RNA Bioscience Initiative
The RNA Bioscience Initiative was started in
January 2016 with $20 million in funding from the Dean’s Office of the
University of Colorado School of Medicine.
The importance of RNA biology was recently
described by the National Cancer Institute in this way: “RNA biology has
emerged as one of the most influential areas in modern biology and bioscience.
The discovery of numerous new classes of RNAs and their function in a wide
spectrum of biological processes has revolutionized molecular biology and has
profound implications for clinical sciences. Key areas of current research
include the elucidation of RNA biogenesis and structure, the identification of
functions for various classes of RNAs, establishing the role of RNA in disease,
and the exploration of RNA-based- and RNA-targeted therapies.”
have only scratched the tip of the iceberg in realizing the potential of RNA
regulatory mechanisms to illuminate biology and advance medicine through
development of new therapeutics.
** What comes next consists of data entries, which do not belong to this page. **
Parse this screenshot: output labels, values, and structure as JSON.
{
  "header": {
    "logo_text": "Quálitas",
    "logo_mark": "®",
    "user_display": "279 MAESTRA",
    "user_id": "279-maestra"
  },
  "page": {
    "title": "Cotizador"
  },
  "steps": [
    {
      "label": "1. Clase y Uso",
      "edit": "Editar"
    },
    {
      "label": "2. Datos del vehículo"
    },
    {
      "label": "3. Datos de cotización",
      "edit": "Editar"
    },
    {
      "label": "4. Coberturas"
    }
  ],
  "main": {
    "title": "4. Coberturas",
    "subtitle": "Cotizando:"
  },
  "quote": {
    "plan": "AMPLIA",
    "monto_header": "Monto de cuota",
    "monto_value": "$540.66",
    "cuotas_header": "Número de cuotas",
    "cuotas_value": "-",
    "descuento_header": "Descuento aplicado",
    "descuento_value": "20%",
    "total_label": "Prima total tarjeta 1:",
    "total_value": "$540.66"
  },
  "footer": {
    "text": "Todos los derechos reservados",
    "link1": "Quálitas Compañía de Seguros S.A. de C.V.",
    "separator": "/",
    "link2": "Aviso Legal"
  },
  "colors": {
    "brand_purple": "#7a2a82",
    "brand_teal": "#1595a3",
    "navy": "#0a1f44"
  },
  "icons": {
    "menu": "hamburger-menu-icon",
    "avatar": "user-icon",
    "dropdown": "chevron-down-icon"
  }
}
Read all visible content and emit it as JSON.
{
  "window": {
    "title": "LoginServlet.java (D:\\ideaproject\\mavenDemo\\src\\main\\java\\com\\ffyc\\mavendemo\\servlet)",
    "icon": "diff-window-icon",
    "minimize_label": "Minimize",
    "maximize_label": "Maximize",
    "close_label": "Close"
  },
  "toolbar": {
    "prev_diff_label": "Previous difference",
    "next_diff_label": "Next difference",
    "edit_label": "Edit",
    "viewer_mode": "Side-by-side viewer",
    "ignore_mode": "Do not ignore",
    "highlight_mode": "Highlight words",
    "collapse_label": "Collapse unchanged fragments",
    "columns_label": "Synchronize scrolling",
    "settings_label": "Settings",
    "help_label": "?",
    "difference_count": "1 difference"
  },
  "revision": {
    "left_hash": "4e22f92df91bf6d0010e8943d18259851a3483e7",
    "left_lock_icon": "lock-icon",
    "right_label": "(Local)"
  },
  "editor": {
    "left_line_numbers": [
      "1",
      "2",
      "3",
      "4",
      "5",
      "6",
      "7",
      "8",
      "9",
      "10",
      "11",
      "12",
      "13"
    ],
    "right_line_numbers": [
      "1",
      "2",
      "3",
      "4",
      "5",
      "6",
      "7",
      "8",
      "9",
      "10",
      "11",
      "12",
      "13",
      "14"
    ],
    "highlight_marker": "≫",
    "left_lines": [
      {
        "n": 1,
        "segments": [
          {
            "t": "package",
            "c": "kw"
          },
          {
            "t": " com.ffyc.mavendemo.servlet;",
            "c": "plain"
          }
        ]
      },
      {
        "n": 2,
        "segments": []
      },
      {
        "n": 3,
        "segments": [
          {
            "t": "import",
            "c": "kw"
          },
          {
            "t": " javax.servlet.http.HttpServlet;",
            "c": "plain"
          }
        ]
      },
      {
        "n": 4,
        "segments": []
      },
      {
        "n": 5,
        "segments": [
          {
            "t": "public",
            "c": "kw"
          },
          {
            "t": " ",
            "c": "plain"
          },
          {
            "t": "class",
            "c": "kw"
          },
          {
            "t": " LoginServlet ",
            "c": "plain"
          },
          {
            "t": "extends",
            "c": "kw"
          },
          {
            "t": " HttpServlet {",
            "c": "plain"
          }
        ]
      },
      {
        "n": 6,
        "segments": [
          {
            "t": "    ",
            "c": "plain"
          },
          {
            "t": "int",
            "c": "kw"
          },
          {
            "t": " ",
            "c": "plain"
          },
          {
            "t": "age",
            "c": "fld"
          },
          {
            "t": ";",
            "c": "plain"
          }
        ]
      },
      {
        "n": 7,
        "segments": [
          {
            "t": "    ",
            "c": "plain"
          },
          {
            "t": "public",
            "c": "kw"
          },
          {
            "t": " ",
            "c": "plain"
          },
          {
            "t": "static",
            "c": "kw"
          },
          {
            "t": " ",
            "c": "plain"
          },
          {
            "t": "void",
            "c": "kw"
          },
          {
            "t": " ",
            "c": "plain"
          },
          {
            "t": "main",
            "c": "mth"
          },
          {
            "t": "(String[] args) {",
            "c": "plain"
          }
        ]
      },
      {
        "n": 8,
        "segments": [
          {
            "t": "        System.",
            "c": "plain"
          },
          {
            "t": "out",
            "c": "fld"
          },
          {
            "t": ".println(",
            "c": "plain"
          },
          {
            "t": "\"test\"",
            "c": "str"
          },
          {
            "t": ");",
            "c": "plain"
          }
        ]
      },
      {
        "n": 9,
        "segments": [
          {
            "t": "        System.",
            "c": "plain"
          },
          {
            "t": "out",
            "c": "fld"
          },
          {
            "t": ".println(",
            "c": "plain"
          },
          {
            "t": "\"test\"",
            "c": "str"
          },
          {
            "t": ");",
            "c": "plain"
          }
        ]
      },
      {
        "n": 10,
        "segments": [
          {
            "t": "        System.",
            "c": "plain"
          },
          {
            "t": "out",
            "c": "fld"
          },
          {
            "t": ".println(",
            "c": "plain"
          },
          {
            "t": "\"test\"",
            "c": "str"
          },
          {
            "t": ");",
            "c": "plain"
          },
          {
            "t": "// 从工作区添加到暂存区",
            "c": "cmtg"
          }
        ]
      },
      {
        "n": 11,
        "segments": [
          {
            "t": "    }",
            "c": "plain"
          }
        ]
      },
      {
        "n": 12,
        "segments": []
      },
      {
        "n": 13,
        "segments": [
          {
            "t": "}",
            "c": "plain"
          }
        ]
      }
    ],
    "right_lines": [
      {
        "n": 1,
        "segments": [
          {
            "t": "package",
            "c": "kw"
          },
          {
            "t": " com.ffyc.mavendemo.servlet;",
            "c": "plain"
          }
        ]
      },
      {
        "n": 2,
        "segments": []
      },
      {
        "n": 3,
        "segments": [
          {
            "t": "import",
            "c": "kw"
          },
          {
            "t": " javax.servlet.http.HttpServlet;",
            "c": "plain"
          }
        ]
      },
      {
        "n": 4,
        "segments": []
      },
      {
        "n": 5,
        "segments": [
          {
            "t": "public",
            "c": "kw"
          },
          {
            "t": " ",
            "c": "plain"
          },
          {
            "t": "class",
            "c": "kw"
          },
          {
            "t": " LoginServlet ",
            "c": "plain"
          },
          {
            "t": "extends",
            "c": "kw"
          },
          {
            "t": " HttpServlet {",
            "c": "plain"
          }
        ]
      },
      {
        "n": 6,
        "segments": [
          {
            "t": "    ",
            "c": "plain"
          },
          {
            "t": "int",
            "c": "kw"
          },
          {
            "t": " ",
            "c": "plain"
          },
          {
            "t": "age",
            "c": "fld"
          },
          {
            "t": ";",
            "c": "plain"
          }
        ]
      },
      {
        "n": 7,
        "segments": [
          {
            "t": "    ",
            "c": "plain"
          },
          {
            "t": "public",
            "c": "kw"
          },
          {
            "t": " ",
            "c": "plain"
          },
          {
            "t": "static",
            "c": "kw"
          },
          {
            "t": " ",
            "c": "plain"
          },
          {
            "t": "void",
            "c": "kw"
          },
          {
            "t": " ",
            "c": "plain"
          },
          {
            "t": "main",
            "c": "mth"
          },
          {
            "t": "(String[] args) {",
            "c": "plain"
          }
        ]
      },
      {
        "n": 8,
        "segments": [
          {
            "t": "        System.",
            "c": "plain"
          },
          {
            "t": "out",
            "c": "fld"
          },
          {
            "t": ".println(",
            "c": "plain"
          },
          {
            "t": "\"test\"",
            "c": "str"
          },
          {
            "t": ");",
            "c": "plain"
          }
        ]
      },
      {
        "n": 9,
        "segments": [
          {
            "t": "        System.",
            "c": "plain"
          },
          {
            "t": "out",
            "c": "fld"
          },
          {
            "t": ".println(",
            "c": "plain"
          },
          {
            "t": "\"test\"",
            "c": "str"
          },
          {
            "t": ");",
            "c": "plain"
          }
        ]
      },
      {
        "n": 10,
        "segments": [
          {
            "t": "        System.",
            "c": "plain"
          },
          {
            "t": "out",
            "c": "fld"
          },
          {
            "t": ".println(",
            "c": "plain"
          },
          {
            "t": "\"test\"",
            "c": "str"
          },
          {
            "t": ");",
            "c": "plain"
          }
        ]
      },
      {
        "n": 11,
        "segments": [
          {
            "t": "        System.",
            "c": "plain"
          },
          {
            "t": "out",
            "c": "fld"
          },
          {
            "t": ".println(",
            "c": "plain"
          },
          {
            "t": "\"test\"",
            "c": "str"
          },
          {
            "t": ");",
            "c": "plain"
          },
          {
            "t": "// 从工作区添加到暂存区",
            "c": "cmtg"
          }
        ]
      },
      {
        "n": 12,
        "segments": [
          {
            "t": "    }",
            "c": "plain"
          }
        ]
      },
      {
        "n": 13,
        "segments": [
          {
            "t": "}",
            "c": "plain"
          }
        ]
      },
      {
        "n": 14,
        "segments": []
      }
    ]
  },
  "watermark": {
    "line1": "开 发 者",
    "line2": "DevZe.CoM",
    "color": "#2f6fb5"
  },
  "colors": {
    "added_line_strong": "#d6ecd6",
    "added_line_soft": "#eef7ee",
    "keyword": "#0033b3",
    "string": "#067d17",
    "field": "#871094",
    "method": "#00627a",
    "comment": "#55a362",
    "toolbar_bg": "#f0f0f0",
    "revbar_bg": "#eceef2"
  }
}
RNA
therapeutics have the potential to revolutionize development of new treatments
as strategies can be implemented to target virtually any disease or process
through a common target, RNA.
The mission of the RNA Bioscience Initiative is to
understand the role of RNA in biology, engage in collaborative research, apply
approaches from basic science to translational efforts, and train the next
generation of researchers.
The RNA Bioscience Initiative will make substantial
and sustained contributions to answering these questions:
are the RNAs that drive biological outcomes in healthy and diseased cells, how
does their expression change, and how is this regulated?
are the downstream biological effects that are driven by diverse RNAs and how
are these RNA-based processes regulated?
do these RNAs elicit their effects and what are the details of their mechanisms
we exploit this knowledge to create better RNA-based research tools,
diagnostics, and therapies that either use RNA or target it?
The Anschutz Medical Campus and the region offer
existing strengths that will allow this initiative to excel. The University of
Colorado has a history in RNA research and its transition to startup biotechnology
companies and the academic environment and degree of collegiality among RNA
biologists in Colorado is notably strong. In addition, the University’s
Technology Transfer Office has extensive experience in obtaining intellectual
property on RNA diagnostics and therapeutics and has spearheaded the transition
of these discoveries into the marketplace.
Investigators on campus have already made important
discoveries in the field, covering RNA structure-function, RNA biogenesis,
non-coding regulatory RNAs in disease, RNA methods development and mechanisms
of regulation by non-coding RNAs.
new faculty members in basic and clinical science
a grants program for RNA-related research projects
training fellowships for graduate students and postdocs
Technology Workshop short courses
RNA technology and bioinformatics
a strong RNA Bioscience community
Jay Hesselberth, PhD, Associate Director
Thomas Blumenthal, PhD, Professor and Executive
Director of the Linda Crnic Institute for Down Syndrome, University of Colorado
School of Medicine and University of Colorado at Boulder
Thomas Cech, PhD, Distinguished Professor,
Chemistry & Biochemistry, University of Colorado-Boulder and Howard Hughes
David Engelke, PhD, Professor and Dean, Graduate
School, University of Colorado Denver | Anschutz Medical Campus
Roy Parker, PhD, Professor, Chemistry &
Biochemistry, University of Colorado-Boulder and Howard Hughes Medical
David M. Rodman, MD, Executive Vice President,
Research and Development, miRagen Therapeutics